President Putin’s understanding of the Far East – From his speech in Blagoveschensk –


On July 21, 2000, President Putin visited Blagoveschensk, Amur oblast in Far Eastern Russia on his way back from the DPRK. He attended a meeting held by the Interregional Association of Economic Coordination,”Far East and Zabaikalie”, and made a speech. We can read his whole speech on the President’s web site ( Looking through the speech, I would like to discuss how President Putin and his administration conceive and understand Far Eastern Russia at present as well as to analyze the character and peculiarity of the Putin Administration.

At the beginning of the speech, President Putin honestly admitted that “the long-term development program in Far East and Zabaikalie” adopted in April 1996, was hardly executed and had no effect. He claimed that the biggest reason for the failure was that the substance of the program was far away from reality and the little invested funding was consumed and diversified. In addition to that, he stressed that he regarded the policy for Far Eastern Russia as in need of fundamental reform, and the program had to be reconsidered.

Furthermore, he said, “If we don’t make any practical and concrete efforts, Russians in this region will speak Japanese, Chinese or Korean instead of Russian in the future.” That is to say, a large population and economic dynamism of Northeast Asian countries may take over Far Eastern Russia. Here, we can witness President Putin’s political intention to unify and move the nation by appealing to Russian nationalism.

He also claimed that some factors lacking in Far East have made it difficult for the Union to carry out the politics in the region as follows; regional unification as a whole, the mutual economic relationship and the ordinary partnership among the local leaders. In order to overcome this situation, he stated that it is most important to transform the region from “the complex with weak correlation, or conglomerate” to “unified organization, or organism”. He referred to the president’s position as one first deputy in the Far Eastern Russian Union district established in May, which has played a vital role in the transformation. With this, he nonchalantly emphasized the necessity of the reform of local administration he has carried out, which is to establish and strengthen the system of authority throughout the nation, with the President at the top. In addition to this, he stated that the invested money from the Union to the Far East, which had been diversified and eventually lost its efficacy, could now be concentrated on the highest priority matters if the Union district controlled the execution by itself.

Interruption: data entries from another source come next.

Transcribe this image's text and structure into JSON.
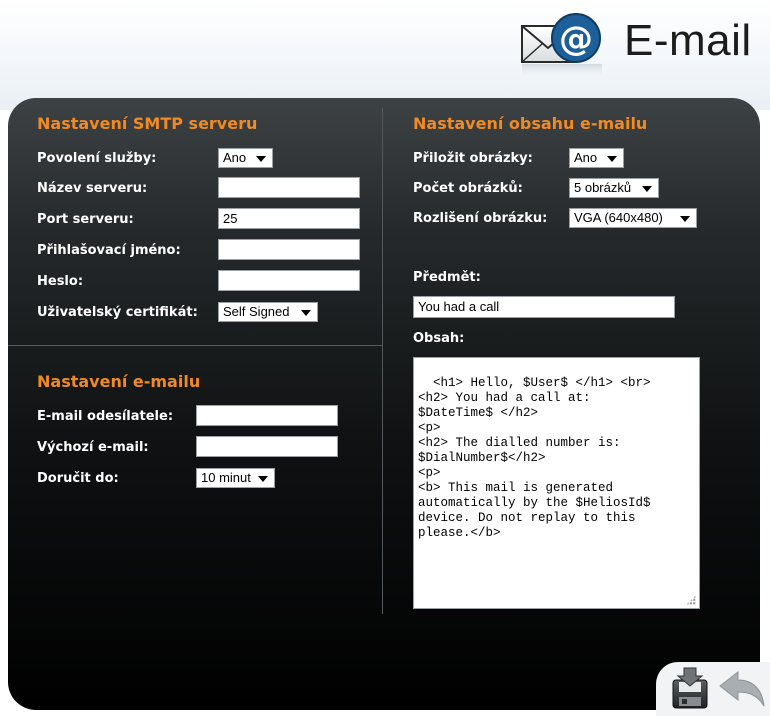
{
  "header": {
    "title": "E-mail",
    "icon": "email-at-icon"
  },
  "smtp": {
    "title": "Nastavení SMTP serveru",
    "fields": {
      "service": {
        "label": "Povolení služby:",
        "value": "Ano"
      },
      "server_name": {
        "label": "Název serveru:",
        "value": ""
      },
      "port": {
        "label": "Port serveru:",
        "value": "25"
      },
      "login": {
        "label": "Přihlašovací jméno:",
        "value": ""
      },
      "password": {
        "label": "Heslo:",
        "value": ""
      },
      "certificate": {
        "label": "Uživatelský certifikát:",
        "value": "Self Signed"
      }
    }
  },
  "email_settings": {
    "title": "Nastavení e-mailu",
    "fields": {
      "sender": {
        "label": "E-mail odesílatele:",
        "value": ""
      },
      "default_email": {
        "label": "Výchozí e-mail:",
        "value": ""
      },
      "deliver_until": {
        "label": "Doručit do:",
        "value": "10 minut"
      }
    }
  },
  "content": {
    "title": "Nastavení obsahu e-mailu",
    "fields": {
      "attach_images": {
        "label": "Přiložit obrázky:",
        "value": "Ano"
      },
      "image_count": {
        "label": "Počet obrázků:",
        "value": "5 obrázků"
      },
      "resolution": {
        "label": "Rozlišení obrázku:",
        "value": "VGA (640x480)"
      },
      "subject": {
        "label": "Předmět:",
        "value": "You had a call"
      },
      "body": {
        "label": "Obsah:",
        "value": "<h1> Hello, $User$ </h1> <br>\n<h2> You had a call at:\n$DateTime$ </h2>\n<p>\n<h2> The dialled number is:\n$DialNumber$</h2>\n<p>\n<b> This mail is generated\nautomatically by the $HeliosId$\ndevice. Do not replay to this\nplease.</b>"
      }
    }
  },
  "actions": {
    "save_icon": "save-icon",
    "back_icon": "back-arrow-icon"
  }
}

The president referred to the economic problems in half of his speech. However, he talked about the electrical crisis and the lack of infrastructure such as transportation and communication most of the time, as readers from the central Union usually mentioned, and that made the speech rather boring. In other words, what he did was to just point out the well-known problems of the economy in the Far East, so that his speech did not deliver a specific image for future development. Judging from it, President Putin and his aides’ understanding of the economy in Far East have not yet overcome the stereotype that the Far East is a remote region behind in its development.

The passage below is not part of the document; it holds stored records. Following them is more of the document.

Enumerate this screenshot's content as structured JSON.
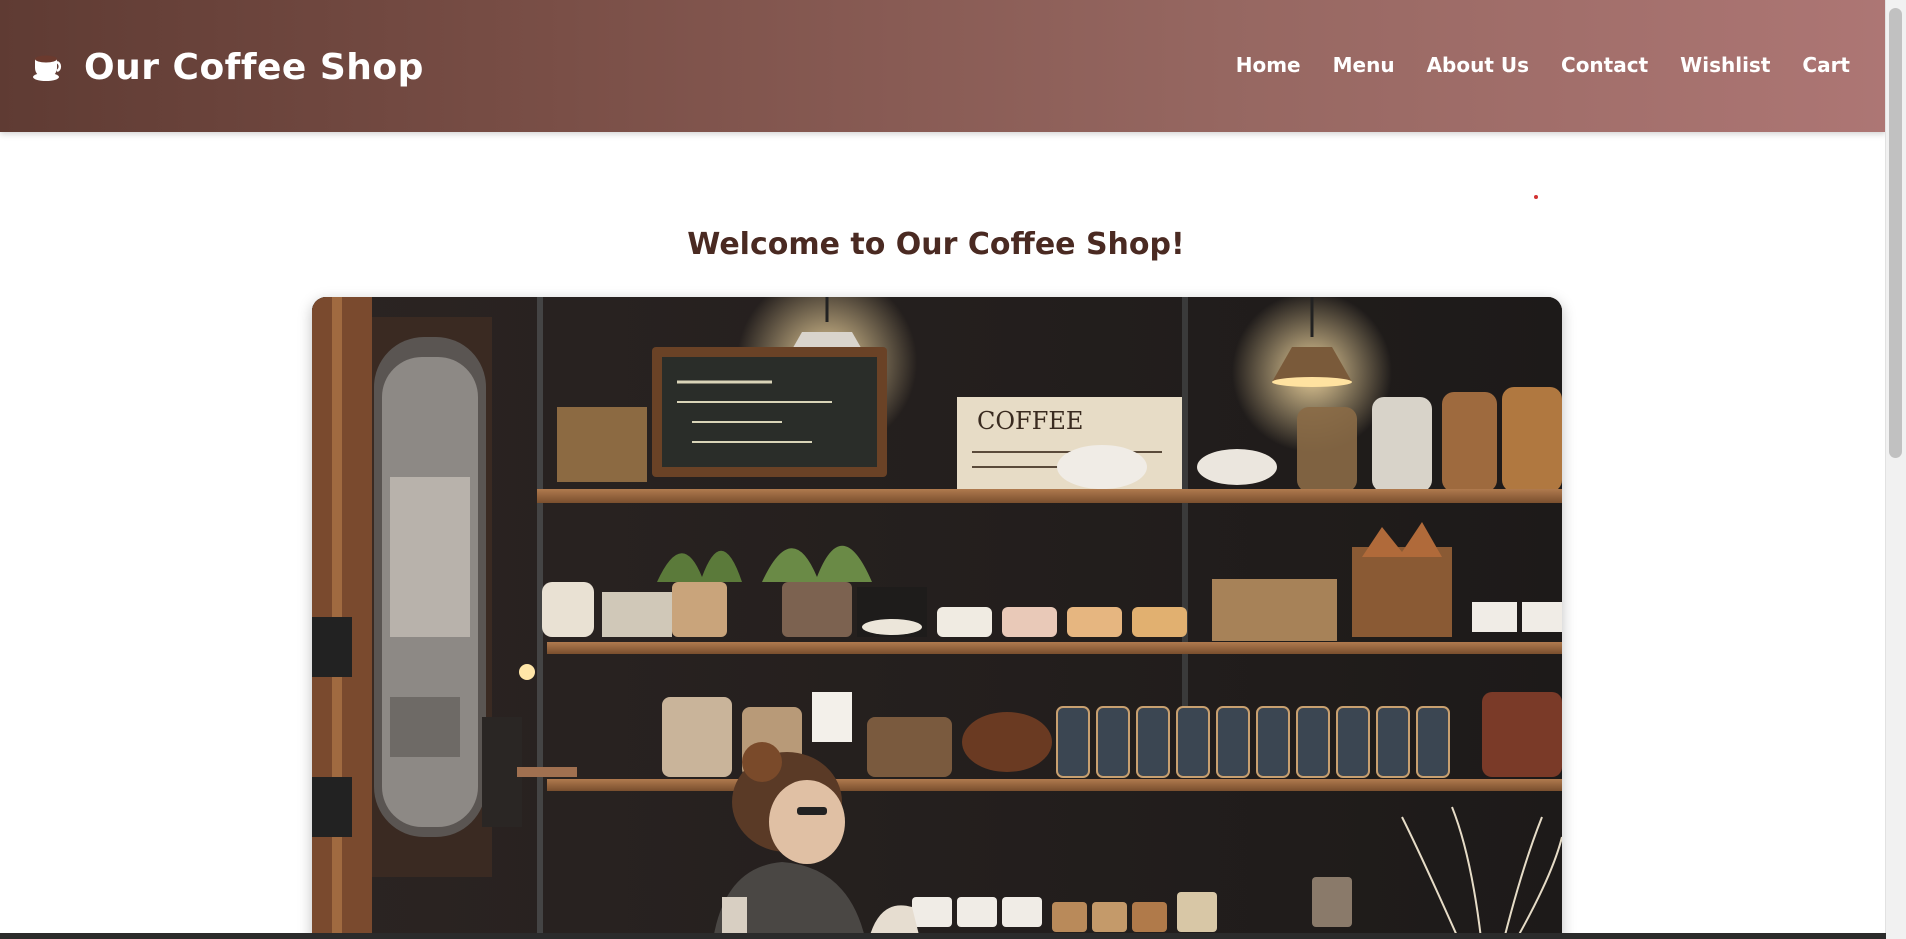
{
  "header": {
    "brand_title": "Our Coffee Shop",
    "brand_icon": "coffee-cup-icon",
    "nav": [
      {
        "label": "Home"
      },
      {
        "label": "Menu"
      },
      {
        "label": "About Us"
      },
      {
        "label": "Contact"
      },
      {
        "label": "Wishlist"
      },
      {
        "label": "Cart"
      }
    ]
  },
  "main": {
    "welcome_title": "Welcome to Our Coffee Shop!",
    "hero_image": {
      "sign_text": "COFFEE"
    }
  },
  "colors": {
    "header_start": "#5f3b33",
    "header_end": "#ad7674",
    "title_color": "#4a2a22",
    "nav_text": "#ffffff"
  }
}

On the one hand, the President stated that, “Far East Russia is rich in underground resources, rivers and the oceans and it has every possibility to become one of the most prosperous areas”. On the other hand, he added that if the development doesn’t succeed, “we will bite our thumbs and look at the buildings standing on the other side like a forest” and appealed to public sentiment again. Besides, he pointed out that though they “have high levels of science, education and culture”, Russia “has been behind” other countries. It must be the feeling that all the inhabitants in Far Eastern Russia have in common. That is, while they witness China on its way towards development and the advancement of Japan and the Republic of Korea, they stare at the stagnation of their country, which once divided the world into two with its supremacy, with disappointment and irritation. We should not ignore that not only expectation but also this kind of feeling certainly exists when they fastened their eyes on the other side of the bank. In this meaning, President Putin captures the sensibility of people in the Far East.

Since many countries rouse nationalism on the way to economic development, we should not think of Russia now as especially dangerous. For instance, Japan once roused its nation under the slogan of “catching up with Europe and the US, and overtaking”. At any rate, we can observe well the characteristics of Putin’s Administration in his speech in Blagoveschensk, which are symbolized as “strong Russia”, “verticality of power” and “autocracy of the law”.

[Translated by ERINA]